The in vitro kinetics of MT assembly was measured using the Tubulin Polymerization Assay kit (Cytoskeleton, Inc.) according to the manufacturer's instructions. In brief, the assembly of 300 μg tubulin in 100 μl tubulin assembly buffer (80 mM Pipes, pH 6.8, 0.5 mM EGTA, 2 mM MgCl2, 1 mM GTP, and 10% vol/vol glycerol) into MTs was started by incubating at 37°C. Absorbance at 340 nm was then measured every minute for up to 90 min in a temperature-controlled 96-well microtitre plate spectrophotometer (Genios; Tecan). Unless otherwise stated, recombinant proteins were coincubated for 10 min before the addition to tubulin. For fluorescence studies, 2 μg/μl tubulin was polymerized with rhodamine-labeled tubulin in a 4:1 ratio at 37°C for 30 or 60 min. MTs were then immediately spotted on a glass slide, an equal volume of Gel Mount (Biomeda) was added, and a coverslip was mounted.
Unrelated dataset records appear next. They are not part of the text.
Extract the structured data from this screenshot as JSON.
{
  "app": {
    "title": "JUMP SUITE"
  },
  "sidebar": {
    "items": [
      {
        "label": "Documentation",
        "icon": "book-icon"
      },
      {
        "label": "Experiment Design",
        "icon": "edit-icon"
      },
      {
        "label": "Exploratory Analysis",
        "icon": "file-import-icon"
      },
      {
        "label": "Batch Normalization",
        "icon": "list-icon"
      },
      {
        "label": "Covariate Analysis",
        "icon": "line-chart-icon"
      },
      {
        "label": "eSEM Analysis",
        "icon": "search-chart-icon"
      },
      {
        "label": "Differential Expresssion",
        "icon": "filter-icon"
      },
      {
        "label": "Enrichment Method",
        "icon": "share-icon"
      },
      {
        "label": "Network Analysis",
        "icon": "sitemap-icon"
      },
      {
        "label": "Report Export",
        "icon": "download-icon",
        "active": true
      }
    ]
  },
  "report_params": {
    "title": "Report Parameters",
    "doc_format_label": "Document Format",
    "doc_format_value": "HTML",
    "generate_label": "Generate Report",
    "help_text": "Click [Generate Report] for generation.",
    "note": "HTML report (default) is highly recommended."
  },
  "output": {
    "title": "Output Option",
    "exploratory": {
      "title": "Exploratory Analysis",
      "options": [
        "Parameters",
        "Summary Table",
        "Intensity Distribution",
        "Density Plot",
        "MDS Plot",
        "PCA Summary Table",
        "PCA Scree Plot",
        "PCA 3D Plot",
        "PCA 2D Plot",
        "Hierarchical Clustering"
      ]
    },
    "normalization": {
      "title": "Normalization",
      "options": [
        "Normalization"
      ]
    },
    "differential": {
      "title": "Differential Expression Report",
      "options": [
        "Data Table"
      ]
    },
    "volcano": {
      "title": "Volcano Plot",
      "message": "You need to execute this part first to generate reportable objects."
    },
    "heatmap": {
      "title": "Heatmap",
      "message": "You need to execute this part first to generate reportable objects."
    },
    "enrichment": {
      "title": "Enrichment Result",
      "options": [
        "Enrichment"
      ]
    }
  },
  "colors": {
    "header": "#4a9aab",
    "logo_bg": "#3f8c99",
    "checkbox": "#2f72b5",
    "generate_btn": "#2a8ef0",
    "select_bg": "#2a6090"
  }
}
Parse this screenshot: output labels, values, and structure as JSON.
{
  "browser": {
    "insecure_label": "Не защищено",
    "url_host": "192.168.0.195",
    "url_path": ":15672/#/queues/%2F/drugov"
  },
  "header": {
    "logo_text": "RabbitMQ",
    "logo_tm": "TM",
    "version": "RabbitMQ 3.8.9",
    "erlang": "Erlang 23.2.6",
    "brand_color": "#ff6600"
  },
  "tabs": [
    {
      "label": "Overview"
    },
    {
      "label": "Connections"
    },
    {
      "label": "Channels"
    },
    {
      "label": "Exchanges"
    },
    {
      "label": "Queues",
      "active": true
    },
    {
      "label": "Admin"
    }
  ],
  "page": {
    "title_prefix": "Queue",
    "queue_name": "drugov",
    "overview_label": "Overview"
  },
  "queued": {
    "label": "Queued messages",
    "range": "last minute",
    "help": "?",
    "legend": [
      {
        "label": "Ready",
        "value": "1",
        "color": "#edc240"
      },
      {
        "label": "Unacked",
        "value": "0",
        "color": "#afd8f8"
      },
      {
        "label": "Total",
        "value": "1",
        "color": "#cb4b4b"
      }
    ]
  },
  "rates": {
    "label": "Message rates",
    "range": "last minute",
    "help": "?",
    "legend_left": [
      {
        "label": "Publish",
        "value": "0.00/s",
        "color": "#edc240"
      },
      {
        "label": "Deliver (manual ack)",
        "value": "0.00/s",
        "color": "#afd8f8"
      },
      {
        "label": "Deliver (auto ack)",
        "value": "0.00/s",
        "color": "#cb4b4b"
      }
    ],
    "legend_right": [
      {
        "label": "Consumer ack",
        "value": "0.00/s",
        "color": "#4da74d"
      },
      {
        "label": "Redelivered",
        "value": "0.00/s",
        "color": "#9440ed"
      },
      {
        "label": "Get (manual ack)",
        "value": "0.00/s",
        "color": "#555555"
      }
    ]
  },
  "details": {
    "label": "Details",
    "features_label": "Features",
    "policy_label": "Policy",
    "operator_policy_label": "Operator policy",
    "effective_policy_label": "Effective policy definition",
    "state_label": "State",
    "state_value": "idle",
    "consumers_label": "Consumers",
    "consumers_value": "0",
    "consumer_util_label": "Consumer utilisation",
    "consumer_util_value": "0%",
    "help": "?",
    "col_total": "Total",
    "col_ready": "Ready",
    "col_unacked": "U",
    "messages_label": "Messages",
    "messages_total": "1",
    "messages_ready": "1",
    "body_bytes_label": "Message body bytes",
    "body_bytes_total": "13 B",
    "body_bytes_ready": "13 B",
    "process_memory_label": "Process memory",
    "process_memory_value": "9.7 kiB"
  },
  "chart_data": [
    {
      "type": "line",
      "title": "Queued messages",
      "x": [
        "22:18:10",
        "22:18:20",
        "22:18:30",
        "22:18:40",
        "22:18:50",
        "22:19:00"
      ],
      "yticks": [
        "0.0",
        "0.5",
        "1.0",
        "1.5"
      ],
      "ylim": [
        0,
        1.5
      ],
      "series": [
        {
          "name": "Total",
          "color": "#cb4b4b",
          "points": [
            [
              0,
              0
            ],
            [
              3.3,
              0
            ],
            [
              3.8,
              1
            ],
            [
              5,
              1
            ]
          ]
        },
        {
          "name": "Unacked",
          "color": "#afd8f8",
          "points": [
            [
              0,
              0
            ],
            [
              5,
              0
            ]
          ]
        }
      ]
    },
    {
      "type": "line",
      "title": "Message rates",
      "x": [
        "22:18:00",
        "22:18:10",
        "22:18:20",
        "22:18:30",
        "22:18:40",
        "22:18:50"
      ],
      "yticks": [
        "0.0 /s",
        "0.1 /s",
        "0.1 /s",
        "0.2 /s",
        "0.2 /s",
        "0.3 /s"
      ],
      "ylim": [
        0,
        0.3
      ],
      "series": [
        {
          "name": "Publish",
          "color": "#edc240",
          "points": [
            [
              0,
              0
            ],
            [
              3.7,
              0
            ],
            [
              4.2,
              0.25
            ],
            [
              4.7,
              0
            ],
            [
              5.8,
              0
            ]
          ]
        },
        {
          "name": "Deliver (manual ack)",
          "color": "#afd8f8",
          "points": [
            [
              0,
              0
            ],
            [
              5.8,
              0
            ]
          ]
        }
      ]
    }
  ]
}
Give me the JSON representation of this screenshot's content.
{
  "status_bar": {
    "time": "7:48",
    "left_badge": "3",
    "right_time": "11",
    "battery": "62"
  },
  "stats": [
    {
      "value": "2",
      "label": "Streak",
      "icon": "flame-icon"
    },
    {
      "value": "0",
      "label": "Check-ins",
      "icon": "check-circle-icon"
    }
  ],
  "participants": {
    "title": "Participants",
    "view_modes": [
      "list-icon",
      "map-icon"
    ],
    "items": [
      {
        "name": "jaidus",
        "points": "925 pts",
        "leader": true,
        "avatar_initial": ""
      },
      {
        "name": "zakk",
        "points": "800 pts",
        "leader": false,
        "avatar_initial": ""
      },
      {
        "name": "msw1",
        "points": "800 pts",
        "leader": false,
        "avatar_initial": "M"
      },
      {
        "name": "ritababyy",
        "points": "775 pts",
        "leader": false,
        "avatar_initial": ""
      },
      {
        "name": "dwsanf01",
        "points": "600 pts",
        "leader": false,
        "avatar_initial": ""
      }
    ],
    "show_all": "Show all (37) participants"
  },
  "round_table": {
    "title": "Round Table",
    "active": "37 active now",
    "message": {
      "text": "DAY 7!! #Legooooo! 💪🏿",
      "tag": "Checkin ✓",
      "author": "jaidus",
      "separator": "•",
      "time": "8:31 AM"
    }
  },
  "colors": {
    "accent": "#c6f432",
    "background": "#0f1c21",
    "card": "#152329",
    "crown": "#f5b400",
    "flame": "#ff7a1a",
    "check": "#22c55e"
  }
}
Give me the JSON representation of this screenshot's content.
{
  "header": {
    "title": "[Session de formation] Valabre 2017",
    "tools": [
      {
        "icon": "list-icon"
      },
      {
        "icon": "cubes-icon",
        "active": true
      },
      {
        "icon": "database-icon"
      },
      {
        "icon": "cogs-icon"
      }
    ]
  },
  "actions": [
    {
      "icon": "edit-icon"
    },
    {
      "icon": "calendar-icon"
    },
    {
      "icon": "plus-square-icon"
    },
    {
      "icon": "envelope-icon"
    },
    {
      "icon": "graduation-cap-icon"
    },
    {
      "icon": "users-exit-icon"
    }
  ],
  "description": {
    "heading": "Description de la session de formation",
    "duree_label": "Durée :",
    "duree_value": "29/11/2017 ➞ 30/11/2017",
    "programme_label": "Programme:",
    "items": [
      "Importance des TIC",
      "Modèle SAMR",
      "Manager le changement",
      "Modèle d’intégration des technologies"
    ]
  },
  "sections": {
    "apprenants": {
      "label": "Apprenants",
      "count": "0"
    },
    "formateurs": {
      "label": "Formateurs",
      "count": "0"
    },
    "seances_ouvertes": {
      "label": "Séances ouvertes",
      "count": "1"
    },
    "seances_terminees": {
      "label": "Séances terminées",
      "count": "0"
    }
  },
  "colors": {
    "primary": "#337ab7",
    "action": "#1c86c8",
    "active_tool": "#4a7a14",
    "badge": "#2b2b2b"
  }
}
Images were then collected on a confocal microscope (MRC1024; Bio-Rad Laboratories) using a 100× NA 1.25 oil immersion objective (Carl Zeiss MicroImaging, Inc.) on an upright microscope (Axioplan2; Carl Zeiss MicroImaging, Inc.).
Fig. S1 shows that the MT polymerization state is independent of Stat3 activation. Fig. S2 shows that Stat3 does not associate with tubulin and that its binding to stathmin does not require the MT network. Fig. S3 indicates the quantification of Stat3 and stathmin protein in PC12 cells, and Fig. S4 shows that constitutively active stathmin attenuates cell migration. Online supplemental material is available at http://www.jcb.org/cgi/content/full/jcb.200503021/DC1.
We thank M. Gullberg for providing pMEP-stathmin tetraA, Y. Shi for pBS/U6, and G.P. Nolan for the Phoenix-Eco packaging cell line.
This work was supported by the Agency for Science, Technology, and Research of Singapore. X. Cao is an adjunct staff in the Department of Biochemistry at the National University of Singapore.
T. Zhang's present address is Department of Medicine, University of California, San Diego, La Jolla, CA 92093.
Abbreviations used in this paper: ΔSt3, Stat3 deficient; GAPDH, glyceraldehyde-3-phosphate dehydrogenase; HU, hydroxyurea; IL-6, interleukin 6; MEF, murine embryonic fibroblast; MT, microtubule; SCG10, super cervical ganglion protein 10; SCLIP, SCG10-like protein; siRNA, short inhibitory RNA; SLD, stathmin-like domain; TCL, total cell lysate; WT, wild type.